The reply should consist of the full listing, repeated word for word.

§ **Data extract**
● ● ● ●

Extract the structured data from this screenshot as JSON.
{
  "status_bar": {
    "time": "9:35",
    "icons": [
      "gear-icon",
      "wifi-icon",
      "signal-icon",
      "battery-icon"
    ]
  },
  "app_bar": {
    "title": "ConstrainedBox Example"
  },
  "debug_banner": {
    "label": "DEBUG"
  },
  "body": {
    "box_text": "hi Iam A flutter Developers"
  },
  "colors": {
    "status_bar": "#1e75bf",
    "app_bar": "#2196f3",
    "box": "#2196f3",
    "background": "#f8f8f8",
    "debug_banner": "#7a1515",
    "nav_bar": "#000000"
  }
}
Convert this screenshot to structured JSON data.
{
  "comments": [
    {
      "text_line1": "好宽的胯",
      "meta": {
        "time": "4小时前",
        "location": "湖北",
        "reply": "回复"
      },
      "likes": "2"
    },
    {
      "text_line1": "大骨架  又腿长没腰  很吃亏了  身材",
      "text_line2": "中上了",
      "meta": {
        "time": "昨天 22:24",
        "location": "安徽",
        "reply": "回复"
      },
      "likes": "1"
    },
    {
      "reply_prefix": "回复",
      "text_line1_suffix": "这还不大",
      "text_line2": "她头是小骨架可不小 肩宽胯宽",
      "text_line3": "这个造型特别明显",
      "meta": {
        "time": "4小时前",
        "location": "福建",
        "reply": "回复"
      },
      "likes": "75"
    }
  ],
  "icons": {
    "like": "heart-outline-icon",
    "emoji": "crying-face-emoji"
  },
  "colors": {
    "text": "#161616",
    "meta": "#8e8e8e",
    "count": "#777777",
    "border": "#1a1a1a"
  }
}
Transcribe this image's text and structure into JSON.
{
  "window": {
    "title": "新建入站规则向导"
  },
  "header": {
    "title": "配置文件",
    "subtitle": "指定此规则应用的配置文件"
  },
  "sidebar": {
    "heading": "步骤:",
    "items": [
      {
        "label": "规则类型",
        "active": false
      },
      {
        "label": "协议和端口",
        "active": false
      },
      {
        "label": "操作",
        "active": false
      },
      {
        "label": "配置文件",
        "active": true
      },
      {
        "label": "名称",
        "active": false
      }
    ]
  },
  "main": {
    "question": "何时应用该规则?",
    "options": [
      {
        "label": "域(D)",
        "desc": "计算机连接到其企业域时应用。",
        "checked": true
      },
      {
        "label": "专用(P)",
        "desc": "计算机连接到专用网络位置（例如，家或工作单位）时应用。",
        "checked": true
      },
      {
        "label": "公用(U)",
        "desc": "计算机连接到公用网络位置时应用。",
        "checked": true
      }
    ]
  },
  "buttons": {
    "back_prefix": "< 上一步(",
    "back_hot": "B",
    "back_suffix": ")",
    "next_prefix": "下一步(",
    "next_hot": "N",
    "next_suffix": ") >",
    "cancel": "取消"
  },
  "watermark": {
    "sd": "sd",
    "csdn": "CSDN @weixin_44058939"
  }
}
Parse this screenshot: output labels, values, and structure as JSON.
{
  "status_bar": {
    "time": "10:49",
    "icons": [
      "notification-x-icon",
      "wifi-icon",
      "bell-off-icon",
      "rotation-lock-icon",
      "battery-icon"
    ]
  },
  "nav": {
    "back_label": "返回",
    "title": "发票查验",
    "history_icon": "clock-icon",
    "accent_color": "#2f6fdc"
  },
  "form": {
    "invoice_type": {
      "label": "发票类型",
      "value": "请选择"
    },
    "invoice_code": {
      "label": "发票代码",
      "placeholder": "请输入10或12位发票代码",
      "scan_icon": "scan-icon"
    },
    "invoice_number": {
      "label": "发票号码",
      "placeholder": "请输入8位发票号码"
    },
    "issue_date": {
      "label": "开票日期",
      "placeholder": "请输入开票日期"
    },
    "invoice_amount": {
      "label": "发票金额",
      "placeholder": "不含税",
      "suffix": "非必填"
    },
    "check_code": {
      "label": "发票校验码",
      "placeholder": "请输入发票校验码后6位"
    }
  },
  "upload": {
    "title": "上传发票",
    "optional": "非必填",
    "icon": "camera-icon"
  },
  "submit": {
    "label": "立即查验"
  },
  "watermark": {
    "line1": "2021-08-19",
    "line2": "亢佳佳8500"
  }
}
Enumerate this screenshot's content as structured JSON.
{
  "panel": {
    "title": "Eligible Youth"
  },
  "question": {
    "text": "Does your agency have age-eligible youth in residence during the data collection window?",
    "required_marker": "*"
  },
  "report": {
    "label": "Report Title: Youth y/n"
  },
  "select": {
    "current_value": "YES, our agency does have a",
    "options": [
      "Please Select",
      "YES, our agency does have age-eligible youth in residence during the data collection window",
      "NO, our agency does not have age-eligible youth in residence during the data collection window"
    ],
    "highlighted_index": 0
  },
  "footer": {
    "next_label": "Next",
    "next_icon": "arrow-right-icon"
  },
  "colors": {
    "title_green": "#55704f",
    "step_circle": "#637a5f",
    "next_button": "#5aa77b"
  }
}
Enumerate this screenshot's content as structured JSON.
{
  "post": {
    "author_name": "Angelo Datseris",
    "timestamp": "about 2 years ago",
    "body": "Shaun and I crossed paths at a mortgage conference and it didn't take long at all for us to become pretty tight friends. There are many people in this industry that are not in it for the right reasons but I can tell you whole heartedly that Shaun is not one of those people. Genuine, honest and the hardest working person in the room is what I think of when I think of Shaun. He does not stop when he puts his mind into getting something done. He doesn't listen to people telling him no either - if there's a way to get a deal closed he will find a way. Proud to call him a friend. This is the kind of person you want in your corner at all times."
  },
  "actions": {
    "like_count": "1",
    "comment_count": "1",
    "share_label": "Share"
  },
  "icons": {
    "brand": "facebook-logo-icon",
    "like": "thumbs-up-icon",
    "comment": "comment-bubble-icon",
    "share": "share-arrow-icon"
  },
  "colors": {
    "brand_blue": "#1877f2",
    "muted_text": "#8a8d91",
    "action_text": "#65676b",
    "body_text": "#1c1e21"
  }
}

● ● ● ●

§ **Response box**
Extract the structured data from this screenshot as JSON.
{
  "status_bar": {
    "time": "9:35",
    "icons": [
      "gear-icon",
      "wifi-icon",
      "signal-icon",
      "battery-icon"
    ]
  },
  "app_bar": {
    "title": "ConstrainedBox Example"
  },
  "debug_banner": {
    "label": "DEBUG"
  },
  "body": {
    "box_text": "hi Iam A flutter Developers"
  },
  "colors": {
    "status_bar": "#1e75bf",
    "app_bar": "#2196f3",
    "box": "#2196f3",
    "background": "#f8f8f8",
    "debug_banner": "#7a1515",
    "nav_bar": "#000000"
  }
}
Convert this screenshot to structured JSON data.
{
  "comments": [
    {
      "text_line1": "好宽的胯",
      "meta": {
        "time": "4小时前",
        "location": "湖北",
        "reply": "回复"
      },
      "likes": "2"
    },
    {
      "text_line1": "大骨架  又腿长没腰  很吃亏了  身材",
      "text_line2": "中上了",
      "meta": {
        "time": "昨天 22:24",
        "location": "安徽",
        "reply": "回复"
      },
      "likes": "1"
    },
    {
      "reply_prefix": "回复",
      "text_line1_suffix": "这还不大",
      "text_line2": "她头是小骨架可不小 肩宽胯宽",
      "text_line3": "这个造型特别明显",
      "meta": {
        "time": "4小时前",
        "location": "福建",
        "reply": "回复"
      },
      "likes": "75"
    }
  ],
  "icons": {
    "like": "heart-outline-icon",
    "emoji": "crying-face-emoji"
  },
  "colors": {
    "text": "#161616",
    "meta": "#8e8e8e",
    "count": "#777777",
    "border": "#1a1a1a"
  }
}
Transcribe this image's text and structure into JSON.
{
  "window": {
    "title": "新建入站规则向导"
  },
  "header": {
    "title": "配置文件",
    "subtitle": "指定此规则应用的配置文件"
  },
  "sidebar": {
    "heading": "步骤:",
    "items": [
      {
        "label": "规则类型",
        "active": false
      },
      {
        "label": "协议和端口",
        "active": false
      },
      {
        "label": "操作",
        "active": false
      },
      {
        "label": "配置文件",
        "active": true
      },
      {
        "label": "名称",
        "active": false
      }
    ]
  },
  "main": {
    "question": "何时应用该规则?",
    "options": [
      {
        "label": "域(D)",
        "desc": "计算机连接到其企业域时应用。",
        "checked": true
      },
      {
        "label": "专用(P)",
        "desc": "计算机连接到专用网络位置（例如，家或工作单位）时应用。",
        "checked": true
      },
      {
        "label": "公用(U)",
        "desc": "计算机连接到公用网络位置时应用。",
        "checked": true
      }
    ]
  },
  "buttons": {
    "back_prefix": "< 上一步(",
    "back_hot": "B",
    "back_suffix": ")",
    "next_prefix": "下一步(",
    "next_hot": "N",
    "next_suffix": ") >",
    "cancel": "取消"
  },
  "watermark": {
    "sd": "sd",
    "csdn": "CSDN @weixin_44058939"
  }
}
Parse this screenshot: output labels, values, and structure as JSON.
{
  "status_bar": {
    "time": "10:49",
    "icons": [
      "notification-x-icon",
      "wifi-icon",
      "bell-off-icon",
      "rotation-lock-icon",
      "battery-icon"
    ]
  },
  "nav": {
    "back_label": "返回",
    "title": "发票查验",
    "history_icon": "clock-icon",
    "accent_color": "#2f6fdc"
  },
  "form": {
    "invoice_type": {
      "label": "发票类型",
      "value": "请选择"
    },
    "invoice_code": {
      "label": "发票代码",
      "placeholder": "请输入10或12位发票代码",
      "scan_icon": "scan-icon"
    },
    "invoice_number": {
      "label": "发票号码",
      "placeholder": "请输入8位发票号码"
    },
    "issue_date": {
      "label": "开票日期",
      "placeholder": "请输入开票日期"
    },
    "invoice_amount": {
      "label": "发票金额",
      "placeholder": "不含税",
      "suffix": "非必填"
    },
    "check_code": {
      "label": "发票校验码",
      "placeholder": "请输入发票校验码后6位"
    }
  },
  "upload": {
    "title": "上传发票",
    "optional": "非必填",
    "icon": "camera-icon"
  },
  "submit": {
    "label": "立即查验"
  },
  "watermark": {
    "line1": "2021-08-19",
    "line2": "亢佳佳8500"
  }
}
Enumerate this screenshot's content as structured JSON.
{
  "panel": {
    "title": "Eligible Youth"
  },
  "question": {
    "text": "Does your agency have age-eligible youth in residence during the data collection window?",
    "required_marker": "*"
  },
  "report": {
    "label": "Report Title: Youth y/n"
  },
  "select": {
    "current_value": "YES, our agency does have a",
    "options": [
      "Please Select",
      "YES, our agency does have age-eligible youth in residence during the data collection window",
      "NO, our agency does not have age-eligible youth in residence during the data collection window"
    ],
    "highlighted_index": 0
  },
  "footer": {
    "next_label": "Next",
    "next_icon": "arrow-right-icon"
  },
  "colors": {
    "title_green": "#55704f",
    "step_circle": "#637a5f",
    "next_button": "#5aa77b"
  }
}
Enumerate this screenshot's content as structured JSON.
{
  "post": {
    "author_name": "Angelo Datseris",
    "timestamp": "about 2 years ago",
    "body": "Shaun and I crossed paths at a mortgage conference and it didn't take long at all for us to become pretty tight friends. There are many people in this industry that are not in it for the right reasons but I can tell you whole heartedly that Shaun is not one of those people. Genuine, honest and the hardest working person in the room is what I think of when I think of Shaun. He does not stop when he puts his mind into getting something done. He doesn't listen to people telling him no either - if there's a way to get a deal closed he will find a way. Proud to call him a friend. This is the kind of person you want in your corner at all times."
  },
  "actions": {
    "like_count": "1",
    "comment_count": "1",
    "share_label": "Share"
  },
  "icons": {
    "brand": "facebook-logo-icon",
    "like": "thumbs-up-icon",
    "comment": "comment-bubble-icon",
    "share": "share-arrow-icon"
  },
  "colors": {
    "brand_blue": "#1877f2",
    "muted_text": "#8a8d91",
    "action_text": "#65676b",
    "body_text": "#1c1e21"
  }
}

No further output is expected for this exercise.